Among the records, which lines hold the word "icon"? Pick them out.

-- MATERIAL TO PROCESS follows --

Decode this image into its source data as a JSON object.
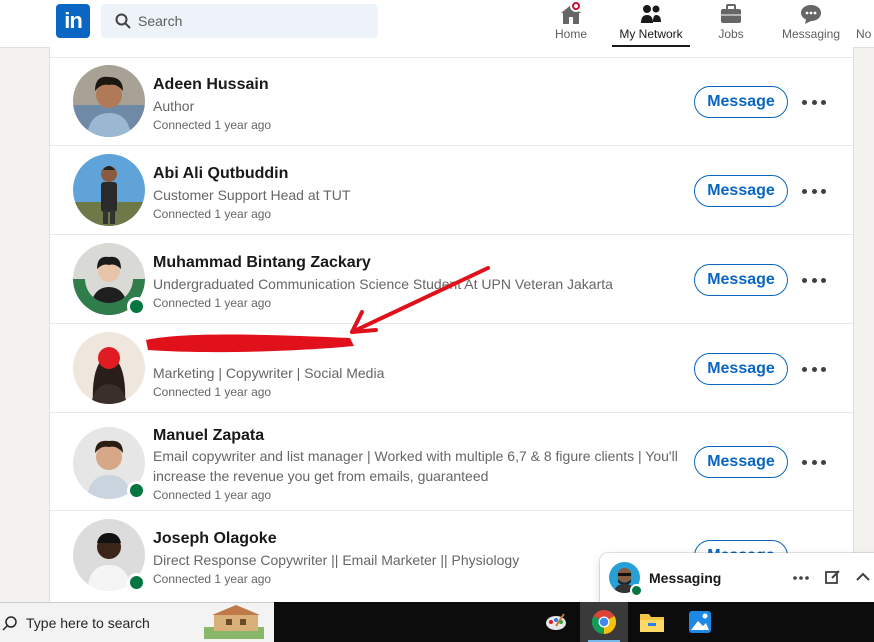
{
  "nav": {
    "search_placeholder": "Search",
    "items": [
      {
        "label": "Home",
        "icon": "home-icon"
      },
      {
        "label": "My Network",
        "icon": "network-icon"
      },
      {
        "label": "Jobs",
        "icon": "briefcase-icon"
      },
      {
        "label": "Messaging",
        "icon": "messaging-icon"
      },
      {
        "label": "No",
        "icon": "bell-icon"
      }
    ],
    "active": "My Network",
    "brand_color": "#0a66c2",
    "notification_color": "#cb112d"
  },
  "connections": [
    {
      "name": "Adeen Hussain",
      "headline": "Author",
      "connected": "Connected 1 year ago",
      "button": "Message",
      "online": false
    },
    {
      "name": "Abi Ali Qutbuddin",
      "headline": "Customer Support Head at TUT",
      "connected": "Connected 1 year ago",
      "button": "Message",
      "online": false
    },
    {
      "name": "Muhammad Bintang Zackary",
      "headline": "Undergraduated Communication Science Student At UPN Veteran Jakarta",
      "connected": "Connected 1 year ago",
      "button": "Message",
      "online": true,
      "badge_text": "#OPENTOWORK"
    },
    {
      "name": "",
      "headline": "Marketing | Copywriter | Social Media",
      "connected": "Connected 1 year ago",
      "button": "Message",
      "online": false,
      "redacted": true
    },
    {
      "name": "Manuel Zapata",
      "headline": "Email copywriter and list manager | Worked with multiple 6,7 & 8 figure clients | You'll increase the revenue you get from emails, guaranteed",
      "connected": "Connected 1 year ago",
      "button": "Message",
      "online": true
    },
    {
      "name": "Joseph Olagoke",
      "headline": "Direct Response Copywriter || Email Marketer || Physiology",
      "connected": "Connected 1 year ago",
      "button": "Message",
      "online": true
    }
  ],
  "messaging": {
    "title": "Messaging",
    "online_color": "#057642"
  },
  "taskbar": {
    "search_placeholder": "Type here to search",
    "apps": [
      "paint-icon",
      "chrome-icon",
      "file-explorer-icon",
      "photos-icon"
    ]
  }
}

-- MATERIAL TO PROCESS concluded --

**RESPONSE BELOW:**
        "icon": "home-icon"
        "icon": "network-icon"
        "icon": "briefcase-icon"
        "icon": "messaging-icon"
        "icon": "bell-icon"
      "paint-icon",
      "chrome-icon",
      "file-explorer-icon",
      "photos-icon"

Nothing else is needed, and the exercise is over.